Bookmark and Share

Table of Contents

Abbreviations

Introduction

1. Encrypted Visions: Style and Sense in the Anglo-Saxon Minor Arts, A.D. 400-900
LESLIE WEBSTER

2. Rethinking the Ruthwell and Bewcastle Monuments: Some Deprecation of Style; Some Consideration of Form and Ideology
FRED ORTON

3. Iuxta Morem Romanorum: Stone and Sculpture in Anglo-Saxon England
JANE HAWKES

4. Beckwith Revisited: Some Ivory Carvings from Canterbury
PERETTE E. MICHELLI

5. Style in Late Anglo-Saxon England: Questions of Learning and Intention
CAROL FARR

6. House Style in the Scriptorium, Scribal Reality, and Scholarly Myth
MICHELLE P. BROWN

7. Style and Layout of Anglo-Saxon Manuscripts
WILLIAM SCHIPPER

8. What We Talk about When We Talk about Style
NICHOLAS HOWE

9. "Either/And" as "Style" in Anglo-Saxon Christian Poetry
SARAH LARRATT KEEFER

10. Eating People Is Wrong: Funny Style in Andreas and its Analogues
JONATHAN WILCOX

11. Aldhelm's Jewel Tones: Latin Colors through Anglo-Saxon Eyes
CARIN RUFF

12. The Discreet Charm of the Old English Weak Adjective
ROBERTA FRANK

13. Rhythm and Alliteration: Styles of Aelfric's Prose up to the Lives of Saints
HARUKO MOMMA

14. Both Style and Substance: The Case for Cynewulf
ANDY ORCHARD

List of Contributors

Index

Index of Manuscripts Cited



Related Subjects
41837/41838(JP/DG/MC)

Related Titles

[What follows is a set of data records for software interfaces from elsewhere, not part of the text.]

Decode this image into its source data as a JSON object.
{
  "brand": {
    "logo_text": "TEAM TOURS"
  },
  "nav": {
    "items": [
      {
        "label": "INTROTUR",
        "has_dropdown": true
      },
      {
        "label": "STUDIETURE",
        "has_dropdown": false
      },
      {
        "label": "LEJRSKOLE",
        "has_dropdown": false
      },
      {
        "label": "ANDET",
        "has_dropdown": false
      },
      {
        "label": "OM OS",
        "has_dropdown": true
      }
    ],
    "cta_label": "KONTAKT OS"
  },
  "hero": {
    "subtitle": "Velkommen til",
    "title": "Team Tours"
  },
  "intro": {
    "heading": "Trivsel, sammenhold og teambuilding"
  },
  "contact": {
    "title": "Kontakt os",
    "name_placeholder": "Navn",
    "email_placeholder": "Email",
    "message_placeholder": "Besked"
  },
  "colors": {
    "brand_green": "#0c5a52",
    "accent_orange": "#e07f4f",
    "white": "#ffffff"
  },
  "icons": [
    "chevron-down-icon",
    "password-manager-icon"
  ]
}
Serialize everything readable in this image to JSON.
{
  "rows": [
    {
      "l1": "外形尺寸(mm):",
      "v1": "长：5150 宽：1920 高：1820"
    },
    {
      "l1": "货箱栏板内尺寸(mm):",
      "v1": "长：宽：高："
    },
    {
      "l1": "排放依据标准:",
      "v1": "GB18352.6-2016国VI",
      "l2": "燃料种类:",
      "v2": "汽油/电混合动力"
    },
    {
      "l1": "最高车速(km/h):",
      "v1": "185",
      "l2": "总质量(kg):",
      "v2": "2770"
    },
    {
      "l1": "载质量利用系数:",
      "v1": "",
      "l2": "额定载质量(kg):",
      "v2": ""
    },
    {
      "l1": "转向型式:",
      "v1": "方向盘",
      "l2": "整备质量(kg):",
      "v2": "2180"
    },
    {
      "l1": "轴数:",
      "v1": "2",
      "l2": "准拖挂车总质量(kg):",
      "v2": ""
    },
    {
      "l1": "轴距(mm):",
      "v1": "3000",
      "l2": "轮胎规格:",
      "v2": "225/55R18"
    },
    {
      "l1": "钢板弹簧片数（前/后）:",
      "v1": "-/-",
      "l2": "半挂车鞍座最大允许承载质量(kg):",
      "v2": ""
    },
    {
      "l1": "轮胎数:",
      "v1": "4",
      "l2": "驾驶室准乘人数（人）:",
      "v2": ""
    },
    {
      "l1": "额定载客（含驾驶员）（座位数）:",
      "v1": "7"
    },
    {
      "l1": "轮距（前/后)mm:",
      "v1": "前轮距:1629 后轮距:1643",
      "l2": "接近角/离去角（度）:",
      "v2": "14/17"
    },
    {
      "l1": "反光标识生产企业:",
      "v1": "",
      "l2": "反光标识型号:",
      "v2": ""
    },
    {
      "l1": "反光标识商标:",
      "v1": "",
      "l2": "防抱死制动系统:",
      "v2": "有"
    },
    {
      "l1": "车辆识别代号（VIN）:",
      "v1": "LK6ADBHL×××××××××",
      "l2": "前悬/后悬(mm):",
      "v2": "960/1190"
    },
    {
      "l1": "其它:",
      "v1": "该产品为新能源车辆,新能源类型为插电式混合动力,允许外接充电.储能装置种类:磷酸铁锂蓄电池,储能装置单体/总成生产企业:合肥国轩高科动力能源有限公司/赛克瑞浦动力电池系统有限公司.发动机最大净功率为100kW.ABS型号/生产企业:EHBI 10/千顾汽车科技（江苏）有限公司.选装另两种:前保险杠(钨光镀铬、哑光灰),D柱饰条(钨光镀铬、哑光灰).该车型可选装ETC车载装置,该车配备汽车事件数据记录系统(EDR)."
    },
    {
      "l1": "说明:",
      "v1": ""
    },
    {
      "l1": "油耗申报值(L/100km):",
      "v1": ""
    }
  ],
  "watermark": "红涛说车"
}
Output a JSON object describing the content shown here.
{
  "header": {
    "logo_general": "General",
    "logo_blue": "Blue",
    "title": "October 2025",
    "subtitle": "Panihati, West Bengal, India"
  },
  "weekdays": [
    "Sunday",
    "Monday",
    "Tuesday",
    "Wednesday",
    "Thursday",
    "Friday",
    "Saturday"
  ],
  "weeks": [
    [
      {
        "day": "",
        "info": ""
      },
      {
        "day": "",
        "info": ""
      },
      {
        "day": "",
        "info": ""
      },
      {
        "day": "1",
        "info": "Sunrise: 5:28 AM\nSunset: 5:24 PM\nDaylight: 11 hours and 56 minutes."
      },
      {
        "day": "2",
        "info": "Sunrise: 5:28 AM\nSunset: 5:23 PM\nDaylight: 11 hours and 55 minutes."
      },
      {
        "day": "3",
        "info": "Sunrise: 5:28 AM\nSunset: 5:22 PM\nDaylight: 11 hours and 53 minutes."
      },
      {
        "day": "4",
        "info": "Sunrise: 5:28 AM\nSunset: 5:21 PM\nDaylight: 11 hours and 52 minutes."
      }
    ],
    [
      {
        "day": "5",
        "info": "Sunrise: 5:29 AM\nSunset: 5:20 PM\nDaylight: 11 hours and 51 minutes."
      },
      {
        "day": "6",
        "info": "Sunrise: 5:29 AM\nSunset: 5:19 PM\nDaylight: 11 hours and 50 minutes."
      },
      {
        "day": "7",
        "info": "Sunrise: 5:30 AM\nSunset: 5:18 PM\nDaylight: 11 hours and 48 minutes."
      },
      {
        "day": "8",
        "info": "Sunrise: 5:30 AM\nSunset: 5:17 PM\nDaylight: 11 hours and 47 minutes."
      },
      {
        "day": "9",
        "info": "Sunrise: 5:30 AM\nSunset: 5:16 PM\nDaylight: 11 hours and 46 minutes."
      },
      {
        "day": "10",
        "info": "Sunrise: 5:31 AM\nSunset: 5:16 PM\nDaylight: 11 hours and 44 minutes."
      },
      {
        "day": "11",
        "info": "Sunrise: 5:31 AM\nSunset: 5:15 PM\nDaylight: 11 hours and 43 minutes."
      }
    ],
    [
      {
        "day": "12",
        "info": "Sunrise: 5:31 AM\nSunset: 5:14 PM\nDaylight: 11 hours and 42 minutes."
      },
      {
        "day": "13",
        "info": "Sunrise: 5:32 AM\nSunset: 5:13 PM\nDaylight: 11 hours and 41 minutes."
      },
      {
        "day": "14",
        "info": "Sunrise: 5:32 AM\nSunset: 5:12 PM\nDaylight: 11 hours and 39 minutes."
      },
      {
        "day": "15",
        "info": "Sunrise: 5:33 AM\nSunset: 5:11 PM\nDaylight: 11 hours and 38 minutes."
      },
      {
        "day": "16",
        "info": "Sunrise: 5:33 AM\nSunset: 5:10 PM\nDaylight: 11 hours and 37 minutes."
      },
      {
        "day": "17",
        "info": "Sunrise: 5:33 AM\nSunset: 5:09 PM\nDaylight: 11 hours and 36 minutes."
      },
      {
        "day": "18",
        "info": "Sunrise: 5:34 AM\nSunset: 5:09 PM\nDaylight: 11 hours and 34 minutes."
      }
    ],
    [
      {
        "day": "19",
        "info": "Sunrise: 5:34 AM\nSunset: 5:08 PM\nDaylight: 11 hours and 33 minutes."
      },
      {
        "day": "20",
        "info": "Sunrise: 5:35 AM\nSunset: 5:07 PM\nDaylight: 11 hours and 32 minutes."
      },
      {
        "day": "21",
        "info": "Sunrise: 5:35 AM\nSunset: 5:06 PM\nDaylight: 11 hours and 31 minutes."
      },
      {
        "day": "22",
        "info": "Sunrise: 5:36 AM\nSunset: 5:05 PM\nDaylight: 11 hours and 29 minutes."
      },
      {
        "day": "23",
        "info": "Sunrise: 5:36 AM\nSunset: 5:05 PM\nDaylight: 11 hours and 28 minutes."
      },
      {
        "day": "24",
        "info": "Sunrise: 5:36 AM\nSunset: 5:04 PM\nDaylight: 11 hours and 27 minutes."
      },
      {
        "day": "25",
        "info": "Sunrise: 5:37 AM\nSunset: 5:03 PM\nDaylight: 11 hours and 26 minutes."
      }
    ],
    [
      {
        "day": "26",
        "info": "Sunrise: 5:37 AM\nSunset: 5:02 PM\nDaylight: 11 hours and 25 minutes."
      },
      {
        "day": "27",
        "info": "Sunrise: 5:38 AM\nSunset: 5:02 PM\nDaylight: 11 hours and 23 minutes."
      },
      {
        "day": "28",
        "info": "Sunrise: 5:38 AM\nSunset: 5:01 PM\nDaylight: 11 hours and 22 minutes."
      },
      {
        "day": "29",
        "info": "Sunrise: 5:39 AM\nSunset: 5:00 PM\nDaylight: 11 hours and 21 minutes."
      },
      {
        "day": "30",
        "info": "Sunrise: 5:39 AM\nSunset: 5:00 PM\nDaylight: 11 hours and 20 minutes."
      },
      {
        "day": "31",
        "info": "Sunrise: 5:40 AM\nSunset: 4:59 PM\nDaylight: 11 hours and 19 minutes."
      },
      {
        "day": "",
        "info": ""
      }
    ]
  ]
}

Modernity's Pretenses
Modernity's Pretenses
The Lesbian Index
The Lesbian Index
Scattering Point
Scattering Point
Sexing the Text
Sexing the Text
A Warm Family
A Warm Family
Memory of Touch, For Love of the Other
Memory of Touch, For Love of the Other
The Devil's Pool and Other Stories
The Devil's Pool and Other Stories
Women Writers of the Provincetown Players
Women Writers of the Provincetown Players
From Girl to Woman
From Girl to Woman
Reading Derrida and Ricoeur
Reading Derrida and Ricoeur



 
bottom_1_963_35.jpg